Behind this lurch to the extreme left is the racist belief that all whites—a category that is undefined and undefinable—are privileged and consciously and subconsciously prejudiced. A corollary is that all of America’s major institutions have been controlled by whites since the nation’s founding and thus reflect white values and way of thinking. As such, whites should be forced to atone for their misdeeds by authoritarian and euphemistically-named departments of diversity and inclusion, where the cure for old prejudices is new prejudices.
This has led to Marxist-like reeducation programs in corporations, government, and even k-12 schools, whereby whites are shamed into making false confessions about their inherent racism—as if only whites can be racist, or as if only whites have been oppressors and enslavers throughout history.
Exceptions to this stereotype are not allowed by the revolutionaries, regardless of historical facts to the contrary. Whites who recently emigrated from the Caucuses, for example, don’t get a pass, even though emigrants from Azerbaijan, Chechnya, Armenia, Georgia, North Ossetia, Kabardino-Balkaria, and Dagestan are not privileged, wealthy, politically powerful, or responsible for slavery, Jim Crow, and other injustices against African Americans.
Whiteness alone is enough to disfavor Dagestans for positions of authority in government and industry, so that the positions can be given to favored people of color, such as East Indian Americans, who rank at the top in household income and mostly come from an upper caste in India. It’s been decided by whomever decides such matters that East Indians can bring a unique minority perspective to the workplace and classroom but Dagestans can’t.
Iraqi Americans are also excluded from diversity and inclusion programs, although they rank near the bottom in income and have experienced horrible oppression, especially Iraqi Shias at the hands of Iraqi Sunnis. Nor will they get their own month. They’re the wrong color, and they’re a real ethnocultural group, not a made-up one.
Speaking of a made-up one, let’s return to Asian and Asian Pacific Islander American Heritage Month before the cancel cops come to the door.
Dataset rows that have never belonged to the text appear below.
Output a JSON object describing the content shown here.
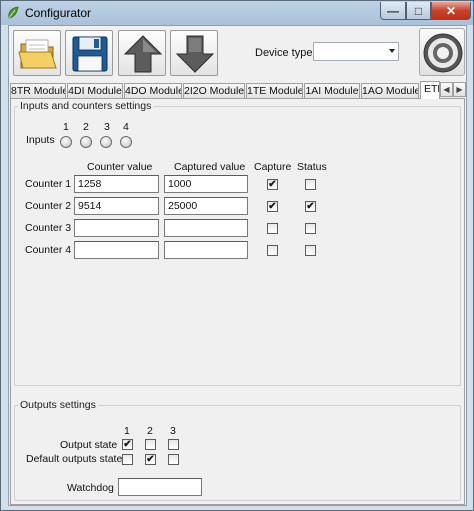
{
  "window": {
    "title": "Configurator"
  },
  "toolbar": {
    "buttons": [
      {
        "name": "open-folder-icon"
      },
      {
        "name": "floppy-save-icon"
      },
      {
        "name": "arrow-up-icon"
      },
      {
        "name": "arrow-down-icon"
      }
    ],
    "device_type_label": "Device type:",
    "device_type_value": ""
  },
  "tabs": [
    "8TR Module",
    "4DI Module",
    "4DO Module",
    "2I2O Module",
    "1TE Module",
    "1AI Module",
    "1AO Module",
    "ETH"
  ],
  "active_tab": 7,
  "inputs_group": {
    "title": "Inputs and counters settings",
    "inputs_label": "Inputs",
    "input_numbers": [
      "1",
      "2",
      "3",
      "4"
    ],
    "headers": {
      "counter_value": "Counter value",
      "captured_value": "Captured value",
      "capture": "Capture",
      "status": "Status"
    },
    "counters": [
      {
        "label": "Counter 1",
        "counter_value": "1258",
        "captured_value": "1000",
        "capture": true,
        "status": false
      },
      {
        "label": "Counter 2",
        "counter_value": "9514",
        "captured_value": "25000",
        "capture": true,
        "status": true
      },
      {
        "label": "Counter 3",
        "counter_value": "",
        "captured_value": "",
        "capture": false,
        "status": false
      },
      {
        "label": "Counter 4",
        "counter_value": "",
        "captured_value": "",
        "capture": false,
        "status": false
      }
    ]
  },
  "outputs_group": {
    "title": "Outputs settings",
    "output_numbers": [
      "1",
      "2",
      "3"
    ],
    "output_state_label": "Output state",
    "output_state": [
      true,
      false,
      false
    ],
    "default_state_label": "Default outputs state",
    "default_state": [
      false,
      true,
      false
    ],
    "watchdog_label": "Watchdog",
    "watchdog_value": ""
  },
  "colors": {
    "accent_titlebar": "#bfd2e6",
    "close_button": "#c7422c"
  }
}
Because of the contrived designation, there had been a lot of mention in the media during May about the Chinese Exclusion Act of 1882.
The shameful act is a part of American history that should be taught and discussed, although Irish Americans might not want to know that part of the impetus for the act was Irish railroad workers, who resented and envied Chinese laborers. Unlike the Chinese, the Irish workers didn’t bathe, clean their clothes, or save their pay, choosing instead to spend their money on women and liquor. Maybe that’s why Chinese Americans have higher household income today than Irish Americans.
It’s a cherry-picking of history, however, to focus on the Chinese Exclusion Act to the exclusion of the xenophobic Immigration Act of 1924, which limited or stopped the immigration of other undesirables, especially Southern Europeans. This cherry-picking leaves the erroneous impression that immigration laws never discriminated against Europeans or that Europeans didn’t come in different colors and classes.
Maybe that’s the intent. Maybe there is a political agenda behind all of this.
Judging by what the racial revolutionaries say and do, that’s not a farfetched conclusion.
It sure seems as if the pendulum has swung wildly from old forms of prejudices, discrimination, stereotypes, and xenophobia to new forms. Strangely, the people and institutions behind this swinging think of themselves as enlightened.
They shouldn’t believe everything they think.
As we move through 2023 and into the next election cycle, The Prickly Pear will resume Take Action recommendations and information.